The next question might be: Who has access to those features by Default?
It depends… Continue reading
Today would shed some light on the cmdlet “Enable-ADSyncExportDeletionThreshold” which comes with the Azure AD Connect. If you are using Azure AD Connect to synchronize your On-Premise Active Directory to Azure Active Directory, Azure AD Connect will never execute a batch of more than 500 objects to delete. You can check the current value by using “Get-ADSyncExportDeletionThreshold”:
Since pass-through Authentication is GA and the major limitations are gone, I decided to change my Azure AD authentication against my local AD from ADFS to pass-through provided with Azure AD Connect.
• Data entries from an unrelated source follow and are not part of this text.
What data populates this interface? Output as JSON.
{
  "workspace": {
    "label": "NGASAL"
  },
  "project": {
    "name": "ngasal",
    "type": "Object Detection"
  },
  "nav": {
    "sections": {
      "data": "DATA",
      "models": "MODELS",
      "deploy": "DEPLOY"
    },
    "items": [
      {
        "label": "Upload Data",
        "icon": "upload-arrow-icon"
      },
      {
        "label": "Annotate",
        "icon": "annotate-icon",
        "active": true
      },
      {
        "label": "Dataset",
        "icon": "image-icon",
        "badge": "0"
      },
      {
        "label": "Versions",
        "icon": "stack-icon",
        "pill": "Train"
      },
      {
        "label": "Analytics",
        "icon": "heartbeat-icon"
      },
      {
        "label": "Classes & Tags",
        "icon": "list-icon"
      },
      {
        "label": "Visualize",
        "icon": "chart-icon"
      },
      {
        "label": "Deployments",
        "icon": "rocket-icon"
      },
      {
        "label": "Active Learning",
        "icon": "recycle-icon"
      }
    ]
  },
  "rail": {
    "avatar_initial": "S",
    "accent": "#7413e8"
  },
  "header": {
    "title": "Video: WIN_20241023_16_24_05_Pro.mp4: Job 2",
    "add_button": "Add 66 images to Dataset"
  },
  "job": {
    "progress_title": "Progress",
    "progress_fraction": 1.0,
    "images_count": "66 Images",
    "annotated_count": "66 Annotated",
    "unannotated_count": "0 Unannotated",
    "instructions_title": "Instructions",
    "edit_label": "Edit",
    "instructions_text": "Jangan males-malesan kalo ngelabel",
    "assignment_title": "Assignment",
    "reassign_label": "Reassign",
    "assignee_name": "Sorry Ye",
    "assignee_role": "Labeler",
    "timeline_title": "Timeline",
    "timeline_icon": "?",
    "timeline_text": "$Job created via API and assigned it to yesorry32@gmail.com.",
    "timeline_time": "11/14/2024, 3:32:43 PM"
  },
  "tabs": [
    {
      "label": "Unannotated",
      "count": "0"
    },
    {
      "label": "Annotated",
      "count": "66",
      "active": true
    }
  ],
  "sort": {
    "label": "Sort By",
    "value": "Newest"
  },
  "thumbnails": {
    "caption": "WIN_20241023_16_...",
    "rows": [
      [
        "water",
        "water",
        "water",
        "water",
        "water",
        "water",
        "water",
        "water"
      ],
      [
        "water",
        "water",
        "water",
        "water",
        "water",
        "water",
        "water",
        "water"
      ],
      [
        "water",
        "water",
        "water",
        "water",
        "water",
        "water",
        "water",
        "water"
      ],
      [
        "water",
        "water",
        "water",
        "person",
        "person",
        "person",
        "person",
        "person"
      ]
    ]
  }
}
For those who are not that familiar with the concept of pass-through authentication, on this Microsoft Article “How it works”, you will find all the information. The picture below is from this article as well.
Today I would like to share my experience when it comes to add a User Agent (e.g. Browser) to the list of Single Sign On capable applications. There is quite a good Article from Microsoft that describes how to add a User agent to the ADFS Configuration, you will find this Article here:
Today I would like to show you, how you can easily create and deploy an Office 365 Application within Microsoft System Center Configuration Manager Console.
Within the ConfigMgr Console navigate to the “Office 365 Client Management” Dashboard, and click on “Office 365 Installer”: